The U.S. Food and Drug Administration (FDA) issued a guidance in September 2013 that provides recommendations to Contract Research Organizations (CROs), clinical investigators, sponsors and others who are involved in capturing, reviewing and maintaining electronic source data in FDA-regulated clinical investigations. This is with a view to streamline and modernize clinical trials. The guidance is intended to be used along with the FDA guidance for industry on Computerized Systems Used in Clinical Investigations, or simply, the computerized systems guidance. The guidance is intended to ensure the quality, integrity, reliability and traceability of data for clinical trial from electronic source to electronic regulatory submission.
It addresses the source data in clinical investigations used to fill up the pre-defined fields in an electronic case report form (eCRF) as per the clinical trial protocol. The following topics regarding electronic source data are discussed in the guidance.
Identifying and specifying authorized source data generators
Creating data element identifiers to facilitate audit trail examination by FDA, sponsors and other authorized parties
Methods to capture source data into the eCRF manually or electronically
The responsibilities of clinical investigators regarding the review and retention of electronic data
Use and description of computerized systems in clinical trials
Use of eCRF
According to the regulatory authority, an electronic record is a combination of text, graphics, data, audio, pictorial or other information represented in digital format which is created, modified, maintained, archived, retrieved or distributed by a computer system and eCRF is an example of such a record. To be more specific, eCRF is an auditable electronic record of information usually reported to the sponsor or other regulatory body pertaining to the clinical investigation on each trial subject as per the clinical investigation protocol. Using eCRF, the clinical investigation data or source data can be captured, reviewed, analyzed and reported systematically.

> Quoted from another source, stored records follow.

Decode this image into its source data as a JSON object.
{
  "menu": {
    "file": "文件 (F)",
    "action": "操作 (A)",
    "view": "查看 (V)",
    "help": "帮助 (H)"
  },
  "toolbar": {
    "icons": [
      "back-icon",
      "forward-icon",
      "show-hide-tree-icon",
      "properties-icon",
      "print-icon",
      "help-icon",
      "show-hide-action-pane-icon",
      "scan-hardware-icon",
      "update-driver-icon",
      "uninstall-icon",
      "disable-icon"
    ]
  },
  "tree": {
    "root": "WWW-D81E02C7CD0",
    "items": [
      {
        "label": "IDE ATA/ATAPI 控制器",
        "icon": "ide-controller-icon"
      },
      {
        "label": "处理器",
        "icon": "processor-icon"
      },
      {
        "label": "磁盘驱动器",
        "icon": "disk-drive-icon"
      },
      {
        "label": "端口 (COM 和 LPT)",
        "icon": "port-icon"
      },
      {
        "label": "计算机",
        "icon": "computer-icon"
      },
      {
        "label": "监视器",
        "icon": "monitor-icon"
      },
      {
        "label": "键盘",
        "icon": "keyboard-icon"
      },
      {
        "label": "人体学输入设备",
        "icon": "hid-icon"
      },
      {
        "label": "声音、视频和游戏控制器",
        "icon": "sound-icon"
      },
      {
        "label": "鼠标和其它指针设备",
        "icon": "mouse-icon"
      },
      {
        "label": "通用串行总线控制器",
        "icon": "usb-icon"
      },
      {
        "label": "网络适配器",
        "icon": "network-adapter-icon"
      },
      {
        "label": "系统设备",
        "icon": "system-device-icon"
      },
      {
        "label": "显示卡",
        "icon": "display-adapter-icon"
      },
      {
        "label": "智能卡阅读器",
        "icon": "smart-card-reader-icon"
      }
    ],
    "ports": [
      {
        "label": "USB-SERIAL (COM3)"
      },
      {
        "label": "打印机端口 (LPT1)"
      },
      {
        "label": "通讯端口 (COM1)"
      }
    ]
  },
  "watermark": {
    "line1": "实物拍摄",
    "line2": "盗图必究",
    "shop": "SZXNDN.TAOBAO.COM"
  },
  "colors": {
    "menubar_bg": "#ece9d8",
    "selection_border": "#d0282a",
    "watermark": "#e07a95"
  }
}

The source data can be entered into eCRF through any of the methods given below.
Entered directly by an authorized data originator (for instance, clinical investigators, consulting services)
Transmitted automatically from devices or instruments (for example, blood pressure monitoring device)
Transcribed from paper or electronic sources
Transmitted directly from Electronic Health Records (EHRs)
Transmitted from Patient-Reported Outcome (PRO) Instruments
Capturing source data electronically and transmitting it to eCRF offers the following benefits:
Supports the entry of source data wherever appropriate during a subject’s visit, which will eliminate unnecessary duplication of data and minimize transcription errors
No need to transcribe the source data before entering into an eCRF
Encourages remote monitoring of data
Facilitates real-time access for review by sponsor and FDA
Promotes the collection of accurate and complete data
Role of EHR/EMR Transcription Service
The source data consists of all information in original records and certified copies of original records of clinical findings, observations or other activities related to the investigation, which is imperative for reconstructing and evaluating the investigation. It is crucial for both FDA and the sponsor to access source data for review and inspection during clinical investigations to ensure the protection of the rights, welfare, and safety of human subjects and the quality and integrity of investigation data. The regulator insists that the source data need to be attributable, legible, contemporaneous, original and accurate (ALCOA) and strictly follow the regulatory requirements for record keeping.
The electronic transmission of source data to eCRF will be beneficial only if the data has these features. If the electronic instruments are of high quality, there is no need to worry about the accuracy. However, it is very important to ensure the data feeds entered into EHR/EMR systems are accurate. There is where providers may need EHR/EMR transcription service.
Usually, data is entered into an EMR system by choosing variables in pre-structured point and click templates. The output generated from these templates is too identical and lacks individuality for each patient. The templates must be customized according to the physician’s requirement, which can be very expensive. Moreover, it is difficult for a provider to capture the complete patient encounter on an EMR system in front of a patient.
On the other hand, a professional medical transcription company can provide diverse EHR and EMR solutions to meet the dictation and transcription needs of physicians, clinics and hospitals. These solutions include:
HL7 interface that simplifies the process of capturing patient data from HIS/CIS/RIS systems and returning the transcripts securely to the provider’s HIS/EHR/ or RIS system.
Direct connection tool such as VPN that allows real-time transcription into the provider’s system
Delivering the transcripts directly to specified folders in the provider’s network according to individual scheduling preferences.
The FDA guidance implies that the use of Electronic Health Records and Electronic Data Capture (EDC) systems in clinical trials is critical and requires much attention. When source data is captured electronically and transmitted to the eCRF, unnecessary duplication of data can be avoided. Other benefits include real time access to data for review purposes, accurate and complete data and remote monitoring of data. This guidance on electronic source data pertaining to clinical investigations is expected to ensure traceability and transparency.